■ INSTRUCTIONS TO FOLLOW: Copy every line below that has the word "관심종목" in it.

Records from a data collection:

* * *

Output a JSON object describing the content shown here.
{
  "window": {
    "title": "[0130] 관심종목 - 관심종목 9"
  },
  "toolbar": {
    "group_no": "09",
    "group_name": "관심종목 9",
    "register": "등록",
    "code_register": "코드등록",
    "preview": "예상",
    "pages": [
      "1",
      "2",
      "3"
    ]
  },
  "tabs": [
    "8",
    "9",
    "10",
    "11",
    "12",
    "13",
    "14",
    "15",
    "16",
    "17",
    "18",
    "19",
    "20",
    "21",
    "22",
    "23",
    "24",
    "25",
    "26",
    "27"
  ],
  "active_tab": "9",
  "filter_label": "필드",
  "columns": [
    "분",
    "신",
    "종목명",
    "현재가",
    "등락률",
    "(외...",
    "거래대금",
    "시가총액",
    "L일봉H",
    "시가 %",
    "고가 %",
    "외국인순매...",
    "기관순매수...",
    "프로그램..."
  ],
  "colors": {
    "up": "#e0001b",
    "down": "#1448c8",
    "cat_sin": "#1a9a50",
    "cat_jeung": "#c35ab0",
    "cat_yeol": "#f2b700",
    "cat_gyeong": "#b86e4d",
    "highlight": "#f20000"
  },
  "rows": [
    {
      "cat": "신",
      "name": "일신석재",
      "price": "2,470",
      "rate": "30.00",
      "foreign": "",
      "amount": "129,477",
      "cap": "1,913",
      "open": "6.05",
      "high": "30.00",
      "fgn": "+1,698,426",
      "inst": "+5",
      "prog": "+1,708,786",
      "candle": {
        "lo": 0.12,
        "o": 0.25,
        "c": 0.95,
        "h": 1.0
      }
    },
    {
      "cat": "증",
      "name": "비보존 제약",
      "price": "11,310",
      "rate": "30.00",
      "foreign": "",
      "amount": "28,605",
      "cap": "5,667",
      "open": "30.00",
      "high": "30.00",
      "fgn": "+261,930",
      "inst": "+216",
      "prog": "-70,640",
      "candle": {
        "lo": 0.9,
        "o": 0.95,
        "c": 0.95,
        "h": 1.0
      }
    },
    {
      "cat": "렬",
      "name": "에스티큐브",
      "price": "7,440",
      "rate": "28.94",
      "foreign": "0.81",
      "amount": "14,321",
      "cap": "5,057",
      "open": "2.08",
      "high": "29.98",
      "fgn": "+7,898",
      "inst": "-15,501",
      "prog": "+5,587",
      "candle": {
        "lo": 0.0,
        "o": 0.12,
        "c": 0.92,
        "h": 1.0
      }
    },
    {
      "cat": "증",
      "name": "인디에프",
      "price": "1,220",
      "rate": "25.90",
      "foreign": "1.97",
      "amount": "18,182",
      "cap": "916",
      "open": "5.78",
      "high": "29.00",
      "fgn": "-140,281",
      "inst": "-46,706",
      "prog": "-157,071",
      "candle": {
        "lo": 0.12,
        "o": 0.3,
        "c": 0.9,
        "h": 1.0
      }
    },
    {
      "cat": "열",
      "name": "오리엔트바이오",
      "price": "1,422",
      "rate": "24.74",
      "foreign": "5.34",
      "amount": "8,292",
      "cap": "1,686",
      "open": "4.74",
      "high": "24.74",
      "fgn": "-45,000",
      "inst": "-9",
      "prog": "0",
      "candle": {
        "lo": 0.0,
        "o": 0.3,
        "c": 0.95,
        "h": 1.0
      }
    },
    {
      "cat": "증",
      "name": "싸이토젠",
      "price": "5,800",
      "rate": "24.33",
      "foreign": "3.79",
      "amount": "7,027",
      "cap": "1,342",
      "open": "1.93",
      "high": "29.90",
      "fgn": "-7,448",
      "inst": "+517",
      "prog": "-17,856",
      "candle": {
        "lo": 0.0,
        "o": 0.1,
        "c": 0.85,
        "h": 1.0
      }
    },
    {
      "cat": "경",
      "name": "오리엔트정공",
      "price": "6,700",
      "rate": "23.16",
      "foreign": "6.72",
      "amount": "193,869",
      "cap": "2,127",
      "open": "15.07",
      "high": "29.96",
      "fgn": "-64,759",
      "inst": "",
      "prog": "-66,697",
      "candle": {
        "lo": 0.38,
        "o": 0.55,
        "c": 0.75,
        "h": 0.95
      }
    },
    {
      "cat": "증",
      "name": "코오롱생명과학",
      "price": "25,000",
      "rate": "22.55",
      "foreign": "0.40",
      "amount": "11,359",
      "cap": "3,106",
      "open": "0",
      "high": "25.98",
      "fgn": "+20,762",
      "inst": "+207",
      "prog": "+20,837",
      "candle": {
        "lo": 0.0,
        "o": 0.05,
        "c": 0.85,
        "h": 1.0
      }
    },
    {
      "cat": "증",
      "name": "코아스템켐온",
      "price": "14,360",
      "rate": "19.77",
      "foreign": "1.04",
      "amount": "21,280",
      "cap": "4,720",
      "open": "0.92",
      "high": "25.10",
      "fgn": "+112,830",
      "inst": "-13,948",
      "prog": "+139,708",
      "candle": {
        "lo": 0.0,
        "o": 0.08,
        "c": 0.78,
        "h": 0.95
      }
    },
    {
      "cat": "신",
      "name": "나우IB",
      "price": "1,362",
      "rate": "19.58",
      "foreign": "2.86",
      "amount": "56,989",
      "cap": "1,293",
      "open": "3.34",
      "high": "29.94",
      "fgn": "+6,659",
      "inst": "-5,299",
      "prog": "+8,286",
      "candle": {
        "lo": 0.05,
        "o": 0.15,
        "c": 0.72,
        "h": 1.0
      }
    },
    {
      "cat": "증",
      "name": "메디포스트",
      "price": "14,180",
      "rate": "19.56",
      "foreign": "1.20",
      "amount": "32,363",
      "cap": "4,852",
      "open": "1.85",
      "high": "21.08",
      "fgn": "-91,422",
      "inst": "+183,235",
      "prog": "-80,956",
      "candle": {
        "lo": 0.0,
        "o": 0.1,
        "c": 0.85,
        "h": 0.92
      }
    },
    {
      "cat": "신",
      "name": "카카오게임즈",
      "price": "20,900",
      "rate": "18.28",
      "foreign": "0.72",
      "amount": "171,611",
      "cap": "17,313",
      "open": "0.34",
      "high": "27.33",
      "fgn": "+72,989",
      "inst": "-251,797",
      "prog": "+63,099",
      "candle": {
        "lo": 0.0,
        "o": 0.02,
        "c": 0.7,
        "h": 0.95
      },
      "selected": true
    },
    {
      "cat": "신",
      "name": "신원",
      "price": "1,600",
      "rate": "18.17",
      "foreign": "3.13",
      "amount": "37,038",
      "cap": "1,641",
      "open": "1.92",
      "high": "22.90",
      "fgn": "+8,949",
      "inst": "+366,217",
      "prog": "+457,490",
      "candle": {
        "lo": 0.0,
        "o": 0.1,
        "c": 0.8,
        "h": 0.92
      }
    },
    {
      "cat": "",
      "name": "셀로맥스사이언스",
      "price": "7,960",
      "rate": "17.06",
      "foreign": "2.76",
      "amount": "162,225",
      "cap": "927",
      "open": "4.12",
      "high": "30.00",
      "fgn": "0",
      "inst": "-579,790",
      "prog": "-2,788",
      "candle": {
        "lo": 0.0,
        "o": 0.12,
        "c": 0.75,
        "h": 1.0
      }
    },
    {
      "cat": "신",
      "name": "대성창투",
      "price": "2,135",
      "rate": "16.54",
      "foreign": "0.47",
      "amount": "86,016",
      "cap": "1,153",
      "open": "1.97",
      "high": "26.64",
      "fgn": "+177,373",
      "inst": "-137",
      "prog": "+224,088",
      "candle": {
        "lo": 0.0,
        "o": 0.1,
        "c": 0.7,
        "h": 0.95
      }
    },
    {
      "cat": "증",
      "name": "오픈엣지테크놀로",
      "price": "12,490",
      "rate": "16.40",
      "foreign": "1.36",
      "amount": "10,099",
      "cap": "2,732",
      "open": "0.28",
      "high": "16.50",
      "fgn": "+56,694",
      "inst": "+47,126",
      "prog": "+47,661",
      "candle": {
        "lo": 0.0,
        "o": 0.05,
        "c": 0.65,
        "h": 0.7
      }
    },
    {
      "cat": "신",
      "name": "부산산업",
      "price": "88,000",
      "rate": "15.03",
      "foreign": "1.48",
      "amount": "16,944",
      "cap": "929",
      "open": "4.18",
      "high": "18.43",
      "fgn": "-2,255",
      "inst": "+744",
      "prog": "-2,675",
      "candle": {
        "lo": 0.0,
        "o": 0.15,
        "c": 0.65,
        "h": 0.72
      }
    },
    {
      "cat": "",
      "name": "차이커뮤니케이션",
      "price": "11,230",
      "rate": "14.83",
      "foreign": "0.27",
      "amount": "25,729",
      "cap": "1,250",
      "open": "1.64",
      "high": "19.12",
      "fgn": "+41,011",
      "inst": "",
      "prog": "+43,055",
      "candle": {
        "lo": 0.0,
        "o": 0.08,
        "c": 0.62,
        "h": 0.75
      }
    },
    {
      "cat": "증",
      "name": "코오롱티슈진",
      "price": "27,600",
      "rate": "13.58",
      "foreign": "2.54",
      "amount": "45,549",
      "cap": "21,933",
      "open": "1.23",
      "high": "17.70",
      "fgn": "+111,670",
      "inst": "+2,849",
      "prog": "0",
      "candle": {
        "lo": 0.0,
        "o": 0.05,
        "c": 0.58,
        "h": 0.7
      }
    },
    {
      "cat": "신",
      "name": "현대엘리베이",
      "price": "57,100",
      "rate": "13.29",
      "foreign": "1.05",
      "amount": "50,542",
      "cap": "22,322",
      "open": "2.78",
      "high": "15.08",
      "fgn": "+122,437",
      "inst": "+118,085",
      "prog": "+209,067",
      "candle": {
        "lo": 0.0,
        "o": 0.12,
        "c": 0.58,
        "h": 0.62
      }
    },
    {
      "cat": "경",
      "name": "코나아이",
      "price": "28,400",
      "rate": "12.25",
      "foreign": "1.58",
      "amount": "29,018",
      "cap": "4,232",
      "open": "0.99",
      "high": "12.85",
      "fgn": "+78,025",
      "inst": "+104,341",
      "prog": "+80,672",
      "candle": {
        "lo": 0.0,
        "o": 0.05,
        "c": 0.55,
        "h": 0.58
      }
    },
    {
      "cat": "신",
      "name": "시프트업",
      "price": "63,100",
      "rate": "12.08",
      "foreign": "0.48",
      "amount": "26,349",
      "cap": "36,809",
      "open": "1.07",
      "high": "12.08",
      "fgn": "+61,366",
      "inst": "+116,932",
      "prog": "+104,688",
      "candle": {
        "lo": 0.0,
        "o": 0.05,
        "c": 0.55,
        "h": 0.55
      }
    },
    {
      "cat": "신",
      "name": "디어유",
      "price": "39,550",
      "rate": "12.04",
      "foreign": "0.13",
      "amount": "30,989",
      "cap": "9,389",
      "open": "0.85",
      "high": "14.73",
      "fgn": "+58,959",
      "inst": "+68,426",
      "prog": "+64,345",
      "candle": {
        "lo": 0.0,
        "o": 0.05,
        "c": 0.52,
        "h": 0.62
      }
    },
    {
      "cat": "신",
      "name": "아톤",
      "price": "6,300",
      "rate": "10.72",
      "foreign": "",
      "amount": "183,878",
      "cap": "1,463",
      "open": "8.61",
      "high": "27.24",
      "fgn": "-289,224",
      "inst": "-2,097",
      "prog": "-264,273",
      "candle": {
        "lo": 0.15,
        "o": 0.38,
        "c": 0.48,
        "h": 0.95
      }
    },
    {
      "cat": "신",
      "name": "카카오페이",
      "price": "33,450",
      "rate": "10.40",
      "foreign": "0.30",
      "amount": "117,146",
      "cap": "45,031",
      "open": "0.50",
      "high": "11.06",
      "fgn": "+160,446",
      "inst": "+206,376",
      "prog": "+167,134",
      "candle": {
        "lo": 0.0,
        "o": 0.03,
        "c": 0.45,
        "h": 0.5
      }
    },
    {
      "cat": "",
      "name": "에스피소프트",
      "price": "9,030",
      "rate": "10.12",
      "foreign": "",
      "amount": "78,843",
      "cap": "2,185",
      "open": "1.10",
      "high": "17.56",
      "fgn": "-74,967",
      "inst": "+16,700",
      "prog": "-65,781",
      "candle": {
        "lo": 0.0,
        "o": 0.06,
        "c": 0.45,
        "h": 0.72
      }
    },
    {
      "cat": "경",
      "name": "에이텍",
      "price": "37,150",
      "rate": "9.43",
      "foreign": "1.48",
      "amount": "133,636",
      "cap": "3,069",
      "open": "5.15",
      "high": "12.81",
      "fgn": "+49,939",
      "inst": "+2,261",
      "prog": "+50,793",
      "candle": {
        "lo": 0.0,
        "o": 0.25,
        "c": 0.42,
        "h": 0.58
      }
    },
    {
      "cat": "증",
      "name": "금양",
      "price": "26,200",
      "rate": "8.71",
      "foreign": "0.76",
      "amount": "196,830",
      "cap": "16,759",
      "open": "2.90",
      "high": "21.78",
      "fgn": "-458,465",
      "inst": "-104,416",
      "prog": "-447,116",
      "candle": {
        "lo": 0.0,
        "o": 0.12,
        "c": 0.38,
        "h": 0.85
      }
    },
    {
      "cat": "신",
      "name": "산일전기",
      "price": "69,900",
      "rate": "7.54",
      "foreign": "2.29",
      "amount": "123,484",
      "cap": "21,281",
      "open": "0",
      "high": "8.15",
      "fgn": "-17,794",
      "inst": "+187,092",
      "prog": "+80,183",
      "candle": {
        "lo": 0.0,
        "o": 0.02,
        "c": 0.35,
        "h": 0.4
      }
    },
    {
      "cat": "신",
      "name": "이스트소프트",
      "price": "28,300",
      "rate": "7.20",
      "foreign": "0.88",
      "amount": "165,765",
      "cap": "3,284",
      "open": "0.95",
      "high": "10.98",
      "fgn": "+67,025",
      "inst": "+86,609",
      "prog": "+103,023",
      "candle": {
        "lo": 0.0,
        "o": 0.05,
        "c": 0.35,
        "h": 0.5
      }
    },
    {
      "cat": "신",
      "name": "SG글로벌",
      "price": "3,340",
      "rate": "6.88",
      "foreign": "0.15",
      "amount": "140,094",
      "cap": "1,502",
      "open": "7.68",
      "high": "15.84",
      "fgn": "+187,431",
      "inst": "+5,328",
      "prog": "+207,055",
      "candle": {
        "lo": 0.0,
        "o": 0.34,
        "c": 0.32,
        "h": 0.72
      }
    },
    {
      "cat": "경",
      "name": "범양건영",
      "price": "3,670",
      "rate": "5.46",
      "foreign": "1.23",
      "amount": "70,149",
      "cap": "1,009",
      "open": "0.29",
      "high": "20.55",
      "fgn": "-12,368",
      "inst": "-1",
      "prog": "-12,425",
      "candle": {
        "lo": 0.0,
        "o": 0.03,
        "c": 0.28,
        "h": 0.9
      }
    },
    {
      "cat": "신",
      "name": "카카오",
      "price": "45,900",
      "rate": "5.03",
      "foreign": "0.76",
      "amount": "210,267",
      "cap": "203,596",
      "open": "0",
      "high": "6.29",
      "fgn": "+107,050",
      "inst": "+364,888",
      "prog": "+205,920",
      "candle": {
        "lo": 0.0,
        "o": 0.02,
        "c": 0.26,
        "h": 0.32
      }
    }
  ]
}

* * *

■ TASK RESPONSE:
    "title": "[0130] 관심종목 - 관심종목 9"
    "group_name": "관심종목 9",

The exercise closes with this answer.